We begin our concentration on these chapters of the First Epistle to the Corinthians this week, which means in this Ordinary Time season that we are focusing on how the Spirit of Christ interacts within the life of the church. As always, we are interested in the good of the whole and not just the well-being of individuals. Faith is a corporate exercise, and we wish to emphasize this to the church as a whole. Yes, there is value for the individual, and there are specific disciplines that each one can undertake to grow as a disciple of Jesus Christ. But it is how these disciplines and actions weave into the body as a whole that captures our attention in this series. Love is a relational experience and action.
Worship is also a corporate exercise, and finding ways for the congregation to interact during worship would be a great enhancement to the theme. Praying with and for one another, serving Communion corporately by passing the bread and the cups or serving in circles (as long as it can be done safely within protocols): all these actions remind us that we are not worshiping alone, but within a community where there is mutuality and support.
Prayer Reflection: 1 Corinthians 12:4-11
There are different kinds of spiritual gifts,
but the same Spirit. 1 Cor. 12:4
music for his ears alone?
Or was Starry Night only for Van Gogh’s eyes?
Are discerners of spirits
better than those who prophesy?
Is it better to be a healer than a preacher?
Was Mother Teresa more important
than the Jesuit brother who
held the door?
Is red better than blue?
All gifts are
from the same Spirit.
They are each a part of the whole
and given to each of us for each other
or for the common good.
Lord, help us understand.
Thank you for all

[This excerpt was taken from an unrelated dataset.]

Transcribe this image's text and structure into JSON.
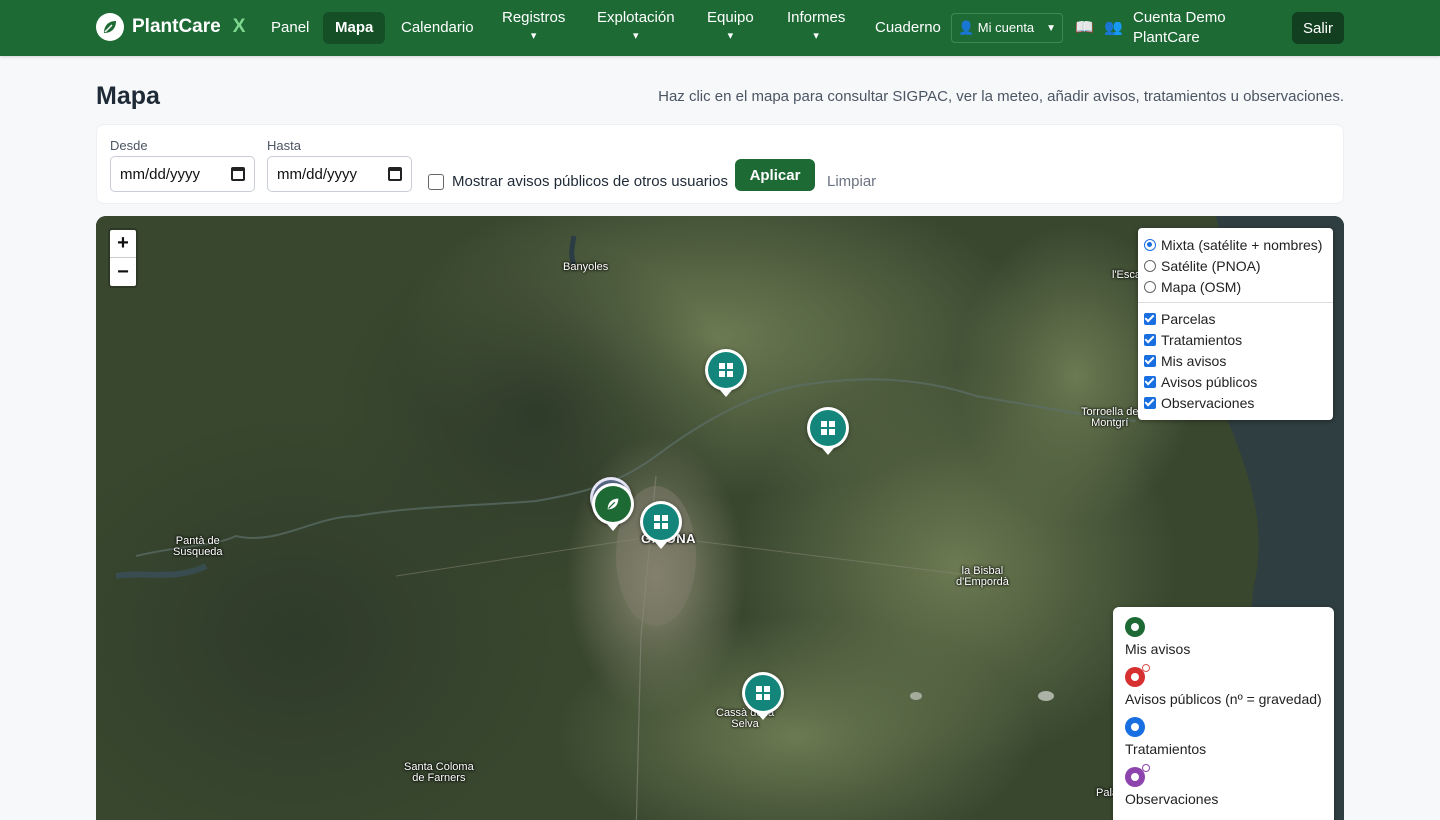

Written by Anne Osdieck. Posted on The Sunday Website of Saint Louis University, https://liturgy.slu.edu.
We Abuse Your Gifts
God, we have not known how to use the gifts you have given us. At times, we have misused and abused your gifts, not knowing how to use them in a world where homelessness, pain, disease, injustices, and death affect young and old. We have not encouraged the downtrodden or the outcast of our societies. We continue to build bigger homes, drive fancier cars, and wear fine clothes at the expense of those who live below the poverty line. Forgive us for our lack of caring and sharing.
God, we have not known how to use the gits you have given us. We have failed to share words of wisdom with our young – those words that let them know they have value and worth, those words that help those in prison know that, though they are locked out of our society, they are not locked out of God’s grace or mercy. Forgive us for not using our gifts to bless. God, we don’t want to be ignorant; so help us use the gifts you have given us in the spirit you gave them, to build your kingdom and your people. Amen.
Bryan K. Fleet, The Africana Worship Book for Year C, (Discipleship Resources, 2008), 143.